Bill Gillispie, IBM's retail consulting team leader-grocery, in an interview talks about what the grocery store of the future might look like.

Brian Sozzi: IBM has always struck me as a company that is way out in front of imagining grocery stores of the future. So, in that regard, what does a grocery store of 2020 look like compared to one in 2014?

Gillispie: The grocery store of 2020 is a store that's totally connected, 24/7 to the customer from a mobile perspective to completely simplifying the shopping trip and making it personalized for each individual customer. In the connected grocery store of 2020, a store will recognize the shopper as he or she walks into it. As they move throughout the store, it will give the shopper personalized promotions based on what he or she likes. We will see the physical size of stores start to get smaller, with 10% of sales completed over a mobile channel by 2020.

  • Also, there will be more opportunities for shoppers. For example, if something is out of stock, a shopper can go on their phone, order the item and have it delivered.
  • The shopper will be able to check out of a store using their smartphone or other mobile device.
  • Customers will have the ability to develop a shopping list on his or her mobile phone, tablet or PC with the option to adjust it anywhere, anytime.
  • Once a shopper develops a grocery list, they can "click and collect" via their devices to have items ready in store or have products delivered to their home.

Through this new model, shoppers will have access to thousands of more items than they do in today's stores since they will be able to buy online and won't need to be in the physical stores.

Sozzi: When talking with grocery store partners, what are they seeking to implement at the store level within the next year to improve sales and profits? My sense is that all of this new technology is available to grocery store operators, but due to financial considerations the companies are adopting it slower than expected.
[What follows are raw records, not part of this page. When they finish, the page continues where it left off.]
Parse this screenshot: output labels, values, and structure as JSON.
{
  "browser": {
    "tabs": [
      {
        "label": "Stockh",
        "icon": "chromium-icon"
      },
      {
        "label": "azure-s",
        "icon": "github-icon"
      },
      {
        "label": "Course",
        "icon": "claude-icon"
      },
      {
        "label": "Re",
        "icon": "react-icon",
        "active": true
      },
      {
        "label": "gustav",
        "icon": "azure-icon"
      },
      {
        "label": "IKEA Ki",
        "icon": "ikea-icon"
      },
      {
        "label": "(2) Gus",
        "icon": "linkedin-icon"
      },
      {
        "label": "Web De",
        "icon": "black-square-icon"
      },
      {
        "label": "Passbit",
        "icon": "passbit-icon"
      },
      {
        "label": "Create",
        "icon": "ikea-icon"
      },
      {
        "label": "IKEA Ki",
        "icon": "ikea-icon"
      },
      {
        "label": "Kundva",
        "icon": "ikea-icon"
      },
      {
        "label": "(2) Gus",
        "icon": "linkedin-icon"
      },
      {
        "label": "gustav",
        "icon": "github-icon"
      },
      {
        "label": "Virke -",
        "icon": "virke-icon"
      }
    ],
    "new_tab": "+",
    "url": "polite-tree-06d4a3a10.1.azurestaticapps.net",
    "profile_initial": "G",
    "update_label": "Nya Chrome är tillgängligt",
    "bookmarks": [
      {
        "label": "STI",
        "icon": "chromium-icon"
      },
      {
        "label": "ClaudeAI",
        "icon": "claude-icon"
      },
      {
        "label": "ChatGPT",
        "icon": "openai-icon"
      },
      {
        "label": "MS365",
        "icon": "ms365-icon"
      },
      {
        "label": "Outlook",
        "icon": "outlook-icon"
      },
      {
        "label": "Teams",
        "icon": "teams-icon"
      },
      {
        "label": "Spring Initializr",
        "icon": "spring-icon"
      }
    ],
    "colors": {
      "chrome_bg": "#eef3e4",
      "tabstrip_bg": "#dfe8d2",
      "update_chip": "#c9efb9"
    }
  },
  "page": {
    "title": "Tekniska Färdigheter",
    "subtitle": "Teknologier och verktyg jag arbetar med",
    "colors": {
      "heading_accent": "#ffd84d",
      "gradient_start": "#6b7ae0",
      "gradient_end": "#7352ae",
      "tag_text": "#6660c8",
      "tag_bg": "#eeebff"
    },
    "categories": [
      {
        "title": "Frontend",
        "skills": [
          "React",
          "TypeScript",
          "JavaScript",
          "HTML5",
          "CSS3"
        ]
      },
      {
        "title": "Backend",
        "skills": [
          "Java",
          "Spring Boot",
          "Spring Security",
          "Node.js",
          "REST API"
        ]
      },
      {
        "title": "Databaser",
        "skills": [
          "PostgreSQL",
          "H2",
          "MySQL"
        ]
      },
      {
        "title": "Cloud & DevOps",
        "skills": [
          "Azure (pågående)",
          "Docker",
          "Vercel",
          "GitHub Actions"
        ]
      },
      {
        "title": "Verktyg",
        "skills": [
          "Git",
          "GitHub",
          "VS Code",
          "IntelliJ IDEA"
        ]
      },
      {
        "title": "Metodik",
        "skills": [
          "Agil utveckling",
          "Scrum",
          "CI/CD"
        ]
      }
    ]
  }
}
Gillispie: We don't see the grocery stores adopting new technologies at a lower rate than expected because of financial considerations. It's more that no one believed omni-channel experiences would come to grocery stores especially because in the late 1990s stores who were working toward an omni-channel experience were halted by the tech bubble bursting. Right now, we see all grocery stores adopting new technologies quickly because it's working, and because customers really want to use these new technologies.